Every week we’re bombarded by numbers about GDP or consumer confidence or some other leading indicator about our economic health and prosperity. Enough, says Zachary Karabell, these numbers don’t accurately reflect our world. An excerpt from his new book, The Leading Indicators.
A week does not pass without another set of economic numbers blasting through the ether. Many of these receive instant coverage in the media and become fodder for financial market gyrations. This week alone we’ve had a home price index, consumer confidence number, a series of regional manufacturing surveys, and then on Friday, the Bureau of Economic Analysis will release its latest estimate of the mother of all indicators, GDP.
But for all the noise that these numbers generate, what do they actually tell us? What if I told you that many of the assumptions we make about our economic life are wrong, and that these assumptions based entirely of what these statistics, our “leading indicators” say. What if those assumptions shape our domestic economic policies, dictate how the federal government spend trillions of dollars, and shapes consequential decisions by tens of millions of individuals and millions of companies?
We live in a world shaped by economic numbers, yet none of these numbers existed a century ago, and most barely existed in 1950. They were invented during the Great Depression and World War II, and they excel at measuring the world that existed then, a world of industrial nations states making stuff. They do not, and were not designed to, measure the 21st century world of services, information technology and global supply chains of billions of emerging middle class consumers.
Even more, most of these numbers are simple averages. Take per capita income, which is a number that has been much in discussion as we debate how to address growing wealth inequality in the United States and globally. Per capita income is simply the Gross Domestic Product of the country divided by the number of citizens. Period. It tells us little to nothing about variability by region, by education level, by type of jobs. If one profession, say information technology, is seeing 10 percent growth in wages, and another with the same number of workers is seeing wage declines of 10 percent, then the per capita average is zero change. If Warren Buffet reads this posting along with everyone else, the per capita income of all of its readers will say that everyone who is reading is a millionaire. Not a very useful number to answer the very important question of whether our economic system is meeting people’s needs.
Or take consumer confidence, which can move markets and is easily picked up for use as talking points about how Americans are feeling. Consumer confidence was an index created in the 1940s by an émigré psychologist turned economist named George Katona, and while it often reveals how those surveyed are feeling about the world, its ability to predict behavior is remarkably limited. In fact, people are perfectly capable of feeling good about their economic future and spending little and feeling bad and spending lots. The only thing that ultimately determines how much people spend isn’t what they feel; it’s how much money they have, whether through income or debt.

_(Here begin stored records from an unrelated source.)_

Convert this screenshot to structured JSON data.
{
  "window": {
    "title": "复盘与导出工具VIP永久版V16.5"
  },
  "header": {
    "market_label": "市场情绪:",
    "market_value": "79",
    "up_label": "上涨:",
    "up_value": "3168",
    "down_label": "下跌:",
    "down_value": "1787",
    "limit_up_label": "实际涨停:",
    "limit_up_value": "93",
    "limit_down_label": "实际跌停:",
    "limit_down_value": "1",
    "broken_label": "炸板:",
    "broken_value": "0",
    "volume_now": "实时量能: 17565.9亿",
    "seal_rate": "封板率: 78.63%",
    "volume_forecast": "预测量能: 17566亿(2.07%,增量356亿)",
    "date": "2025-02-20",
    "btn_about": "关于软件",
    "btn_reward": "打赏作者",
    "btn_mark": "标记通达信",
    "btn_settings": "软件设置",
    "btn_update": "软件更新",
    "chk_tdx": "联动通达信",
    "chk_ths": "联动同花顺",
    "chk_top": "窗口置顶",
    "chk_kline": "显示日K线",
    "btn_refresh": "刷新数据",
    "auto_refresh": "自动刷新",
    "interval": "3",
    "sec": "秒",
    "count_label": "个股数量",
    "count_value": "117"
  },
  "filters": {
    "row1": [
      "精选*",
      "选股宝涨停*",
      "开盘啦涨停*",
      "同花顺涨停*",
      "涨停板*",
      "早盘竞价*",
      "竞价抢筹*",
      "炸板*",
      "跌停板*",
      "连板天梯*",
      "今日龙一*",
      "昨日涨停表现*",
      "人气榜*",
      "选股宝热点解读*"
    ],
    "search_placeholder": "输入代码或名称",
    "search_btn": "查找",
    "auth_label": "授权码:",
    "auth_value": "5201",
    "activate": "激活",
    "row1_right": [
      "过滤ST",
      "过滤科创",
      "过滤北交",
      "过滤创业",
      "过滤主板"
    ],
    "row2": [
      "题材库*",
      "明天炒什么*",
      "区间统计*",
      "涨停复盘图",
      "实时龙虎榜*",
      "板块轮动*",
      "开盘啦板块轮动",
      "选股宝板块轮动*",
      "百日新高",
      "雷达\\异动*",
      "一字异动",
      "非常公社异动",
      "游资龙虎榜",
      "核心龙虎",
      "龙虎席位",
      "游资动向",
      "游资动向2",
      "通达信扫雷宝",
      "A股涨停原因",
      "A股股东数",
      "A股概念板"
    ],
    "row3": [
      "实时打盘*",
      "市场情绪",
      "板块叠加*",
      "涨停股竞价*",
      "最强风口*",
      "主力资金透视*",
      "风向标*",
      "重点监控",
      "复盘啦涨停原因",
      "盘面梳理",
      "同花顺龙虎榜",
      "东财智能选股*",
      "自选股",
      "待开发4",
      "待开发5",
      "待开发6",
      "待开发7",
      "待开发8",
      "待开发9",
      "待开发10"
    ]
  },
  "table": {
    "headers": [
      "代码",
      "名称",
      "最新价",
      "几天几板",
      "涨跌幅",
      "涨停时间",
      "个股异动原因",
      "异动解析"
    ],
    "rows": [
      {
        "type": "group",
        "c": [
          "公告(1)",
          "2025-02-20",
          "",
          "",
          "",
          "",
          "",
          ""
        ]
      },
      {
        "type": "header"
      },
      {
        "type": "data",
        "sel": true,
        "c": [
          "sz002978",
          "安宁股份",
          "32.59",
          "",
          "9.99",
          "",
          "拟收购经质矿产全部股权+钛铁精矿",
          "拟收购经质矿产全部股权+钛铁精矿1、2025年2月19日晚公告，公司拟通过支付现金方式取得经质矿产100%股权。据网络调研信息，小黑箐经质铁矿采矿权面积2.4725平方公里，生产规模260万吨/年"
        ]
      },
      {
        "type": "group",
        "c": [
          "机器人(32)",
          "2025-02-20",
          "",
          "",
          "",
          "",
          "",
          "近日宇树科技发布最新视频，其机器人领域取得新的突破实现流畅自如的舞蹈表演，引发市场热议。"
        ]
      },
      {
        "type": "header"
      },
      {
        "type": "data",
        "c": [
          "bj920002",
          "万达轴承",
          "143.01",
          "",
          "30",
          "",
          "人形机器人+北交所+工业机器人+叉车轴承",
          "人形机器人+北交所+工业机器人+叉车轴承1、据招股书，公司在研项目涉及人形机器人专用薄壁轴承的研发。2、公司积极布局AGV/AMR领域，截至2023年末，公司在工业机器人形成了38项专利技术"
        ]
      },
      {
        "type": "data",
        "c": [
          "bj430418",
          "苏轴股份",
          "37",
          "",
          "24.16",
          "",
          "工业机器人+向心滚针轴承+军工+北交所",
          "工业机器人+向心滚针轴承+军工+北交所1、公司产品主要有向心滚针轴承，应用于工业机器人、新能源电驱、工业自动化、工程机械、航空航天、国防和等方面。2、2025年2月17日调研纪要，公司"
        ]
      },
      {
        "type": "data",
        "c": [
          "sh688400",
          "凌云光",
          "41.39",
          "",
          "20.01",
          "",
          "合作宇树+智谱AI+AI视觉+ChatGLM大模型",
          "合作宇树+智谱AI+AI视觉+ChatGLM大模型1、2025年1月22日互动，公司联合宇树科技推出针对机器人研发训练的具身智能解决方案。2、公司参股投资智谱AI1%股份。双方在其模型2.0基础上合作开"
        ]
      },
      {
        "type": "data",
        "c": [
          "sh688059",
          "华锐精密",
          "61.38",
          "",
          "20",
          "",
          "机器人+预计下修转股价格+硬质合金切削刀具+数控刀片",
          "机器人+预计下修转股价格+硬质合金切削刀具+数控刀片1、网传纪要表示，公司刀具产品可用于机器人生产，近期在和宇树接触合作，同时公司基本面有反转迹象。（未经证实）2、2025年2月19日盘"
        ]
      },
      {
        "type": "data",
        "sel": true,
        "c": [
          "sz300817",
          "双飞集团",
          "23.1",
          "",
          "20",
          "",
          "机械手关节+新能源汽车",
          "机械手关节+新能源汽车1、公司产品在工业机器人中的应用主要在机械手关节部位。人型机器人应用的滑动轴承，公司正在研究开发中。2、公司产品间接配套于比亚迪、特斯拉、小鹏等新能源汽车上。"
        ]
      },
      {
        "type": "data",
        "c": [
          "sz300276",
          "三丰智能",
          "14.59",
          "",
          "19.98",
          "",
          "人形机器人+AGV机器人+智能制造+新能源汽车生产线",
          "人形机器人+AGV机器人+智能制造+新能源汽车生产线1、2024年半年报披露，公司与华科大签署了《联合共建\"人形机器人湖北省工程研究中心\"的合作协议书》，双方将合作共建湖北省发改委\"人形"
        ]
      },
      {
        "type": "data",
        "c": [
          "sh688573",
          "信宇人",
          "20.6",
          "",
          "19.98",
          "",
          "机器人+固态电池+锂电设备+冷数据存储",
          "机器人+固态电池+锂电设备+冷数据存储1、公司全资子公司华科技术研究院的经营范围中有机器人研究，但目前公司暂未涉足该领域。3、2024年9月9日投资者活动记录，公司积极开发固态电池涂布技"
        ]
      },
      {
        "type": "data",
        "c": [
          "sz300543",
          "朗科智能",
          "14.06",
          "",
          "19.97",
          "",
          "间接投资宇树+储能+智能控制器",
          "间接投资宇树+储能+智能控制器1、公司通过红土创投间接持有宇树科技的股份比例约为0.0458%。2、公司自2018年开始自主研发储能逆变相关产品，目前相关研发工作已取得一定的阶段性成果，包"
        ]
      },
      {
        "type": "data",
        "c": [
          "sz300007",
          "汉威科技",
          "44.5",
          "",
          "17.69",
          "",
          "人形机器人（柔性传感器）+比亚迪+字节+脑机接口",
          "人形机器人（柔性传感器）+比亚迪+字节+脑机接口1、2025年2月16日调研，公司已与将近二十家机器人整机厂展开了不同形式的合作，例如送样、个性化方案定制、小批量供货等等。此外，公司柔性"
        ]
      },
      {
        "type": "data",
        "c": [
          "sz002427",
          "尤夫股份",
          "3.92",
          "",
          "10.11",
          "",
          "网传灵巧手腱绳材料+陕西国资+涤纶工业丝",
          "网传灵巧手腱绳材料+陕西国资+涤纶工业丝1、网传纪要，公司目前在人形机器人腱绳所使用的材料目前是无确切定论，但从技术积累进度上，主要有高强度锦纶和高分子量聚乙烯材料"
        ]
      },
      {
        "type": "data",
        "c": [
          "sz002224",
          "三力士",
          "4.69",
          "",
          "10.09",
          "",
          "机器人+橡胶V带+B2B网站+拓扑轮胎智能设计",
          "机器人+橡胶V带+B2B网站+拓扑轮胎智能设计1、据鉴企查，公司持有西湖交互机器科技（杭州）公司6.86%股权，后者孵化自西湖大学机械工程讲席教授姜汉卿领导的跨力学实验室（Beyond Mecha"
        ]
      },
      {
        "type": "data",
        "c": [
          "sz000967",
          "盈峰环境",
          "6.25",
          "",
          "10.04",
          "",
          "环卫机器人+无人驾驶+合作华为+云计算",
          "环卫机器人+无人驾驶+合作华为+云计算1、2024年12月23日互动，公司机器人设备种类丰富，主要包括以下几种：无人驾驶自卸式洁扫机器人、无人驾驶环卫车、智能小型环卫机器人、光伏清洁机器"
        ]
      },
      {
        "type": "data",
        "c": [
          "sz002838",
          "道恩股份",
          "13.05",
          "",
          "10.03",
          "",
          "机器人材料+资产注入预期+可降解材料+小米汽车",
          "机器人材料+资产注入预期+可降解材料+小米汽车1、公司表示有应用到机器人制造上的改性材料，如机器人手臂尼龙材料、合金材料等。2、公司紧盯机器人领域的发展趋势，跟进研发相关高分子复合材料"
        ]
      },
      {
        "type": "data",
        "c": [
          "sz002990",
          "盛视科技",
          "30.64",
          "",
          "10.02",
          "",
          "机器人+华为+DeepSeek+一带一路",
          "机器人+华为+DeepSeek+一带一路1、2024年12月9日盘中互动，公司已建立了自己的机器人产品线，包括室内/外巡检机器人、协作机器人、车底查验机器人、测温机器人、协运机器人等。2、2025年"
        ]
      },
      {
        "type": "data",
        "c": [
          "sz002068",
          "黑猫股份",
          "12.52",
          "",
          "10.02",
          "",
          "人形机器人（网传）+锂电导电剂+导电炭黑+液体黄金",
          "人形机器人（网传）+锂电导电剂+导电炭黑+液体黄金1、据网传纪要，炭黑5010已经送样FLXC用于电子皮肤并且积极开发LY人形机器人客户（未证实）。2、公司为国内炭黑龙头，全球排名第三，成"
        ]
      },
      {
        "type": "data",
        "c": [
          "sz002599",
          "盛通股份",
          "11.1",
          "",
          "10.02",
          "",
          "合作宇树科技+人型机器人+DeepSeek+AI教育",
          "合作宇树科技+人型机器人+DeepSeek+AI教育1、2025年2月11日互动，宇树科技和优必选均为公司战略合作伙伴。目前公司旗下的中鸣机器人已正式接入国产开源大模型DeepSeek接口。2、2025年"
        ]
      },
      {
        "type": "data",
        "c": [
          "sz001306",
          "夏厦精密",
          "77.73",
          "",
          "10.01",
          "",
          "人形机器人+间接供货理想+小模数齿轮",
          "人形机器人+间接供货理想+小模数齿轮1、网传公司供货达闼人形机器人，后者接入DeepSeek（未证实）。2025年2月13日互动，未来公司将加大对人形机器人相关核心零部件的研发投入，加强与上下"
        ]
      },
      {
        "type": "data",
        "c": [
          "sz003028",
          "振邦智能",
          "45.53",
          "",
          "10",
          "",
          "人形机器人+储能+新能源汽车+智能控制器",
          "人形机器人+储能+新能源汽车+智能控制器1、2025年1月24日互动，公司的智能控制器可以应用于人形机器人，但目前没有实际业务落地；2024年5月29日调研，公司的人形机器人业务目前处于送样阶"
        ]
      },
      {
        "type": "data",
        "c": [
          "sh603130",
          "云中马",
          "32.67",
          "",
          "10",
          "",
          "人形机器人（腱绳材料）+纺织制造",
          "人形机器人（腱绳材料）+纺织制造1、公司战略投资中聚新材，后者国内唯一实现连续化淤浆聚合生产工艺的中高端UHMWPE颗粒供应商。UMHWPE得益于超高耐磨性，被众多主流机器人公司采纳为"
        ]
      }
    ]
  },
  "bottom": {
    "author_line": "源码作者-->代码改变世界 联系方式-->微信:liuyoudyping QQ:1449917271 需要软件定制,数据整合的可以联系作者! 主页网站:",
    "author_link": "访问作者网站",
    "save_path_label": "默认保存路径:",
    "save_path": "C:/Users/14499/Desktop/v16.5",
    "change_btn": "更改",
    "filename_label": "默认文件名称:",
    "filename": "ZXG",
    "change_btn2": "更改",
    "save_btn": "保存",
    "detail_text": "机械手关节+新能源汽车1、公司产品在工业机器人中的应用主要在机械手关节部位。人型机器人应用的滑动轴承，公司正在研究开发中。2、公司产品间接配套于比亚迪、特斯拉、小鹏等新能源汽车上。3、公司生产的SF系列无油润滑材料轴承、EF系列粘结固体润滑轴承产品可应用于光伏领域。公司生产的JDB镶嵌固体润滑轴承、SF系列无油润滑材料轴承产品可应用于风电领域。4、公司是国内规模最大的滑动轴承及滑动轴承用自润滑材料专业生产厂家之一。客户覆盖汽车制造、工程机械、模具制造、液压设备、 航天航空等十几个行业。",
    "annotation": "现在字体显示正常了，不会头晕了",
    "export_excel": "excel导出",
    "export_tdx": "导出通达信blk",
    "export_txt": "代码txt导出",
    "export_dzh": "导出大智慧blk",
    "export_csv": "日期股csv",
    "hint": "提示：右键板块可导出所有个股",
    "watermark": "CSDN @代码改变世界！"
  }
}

The limitations of our economic numbers aren’t the fault of the numbers. Indicators are designed to measure what they measure. GDP is a number that measure how much output a nation produces. It is not meant to measure how happy we are, or how well an economic system distributes rewards. It is not meant to, and it doesn’t. The problem lies in how dependent we have collectively become on these numbers to guide us. A hundred years ago, no president or politicians anywhere in the world derived legitimacy from whether GDP rose under their watch, or whether inflation fell. No did because the numbers didn’t exist. Now they can make or break an administration.
Relying so heavily on these numbers does not serve us well. When they were invented, we had no economic metrics, and no reliable way to gauge what was going on. Today, we have many, but the pendulum has swung too far. Not one of our leading indicators was designed to carry the weight they now do. They were not invented to be absolute markers of whether we are doing well or poorly, whether our nations are succeeding or failing, and whether our governments are visionary of destructive. They were not created so that a college graduate in Chicago can assess her opportunities or to help someone starting a small business figure our whether now is a good time. And they were not worked one by generations of economists and statisticians in government and academia in order to determine whether Congress should take on more debt or spend more, or whether General Electric should build a factory in Mississippi or China, and whether our economic priorities are correct.
At best, our indicators are loose guides, better than shadows on a cave wall but much less than definitive markers of the worlds we inhabit. They are useful justifications for the collection of vast amounts of data that we could use better, but who among us dives into the annex to each unemployment report or the hundreds of tables that accompany each GDP release. We might all be the better for doing so, but that is hardly a realistic suggestion.
We do, however, have the power to use the data at our fingertips much more actively and to cease relying on our 20th century indicators so intensely. We can analyze the questions we have, whether to buy a home, state a business, invest abroad or address poverty, with much greater use of the wealth of information at our disposal in an information age. That may mean less of a common narrative about “the economy” but at least it would end the fiction that we all live in a shared economy.
In short, our leading indicators have been powerful tools to cast light on what for most of human history was mysterious—how much wealth do we have collectively, how much employment and what price, how prices are moving and at what rate. But they were never meant to rule our world, and it is time to move on and embrace the power of the information age rather than cleaving to a 20th century industrial world that we continue to measure even as it fades into the past.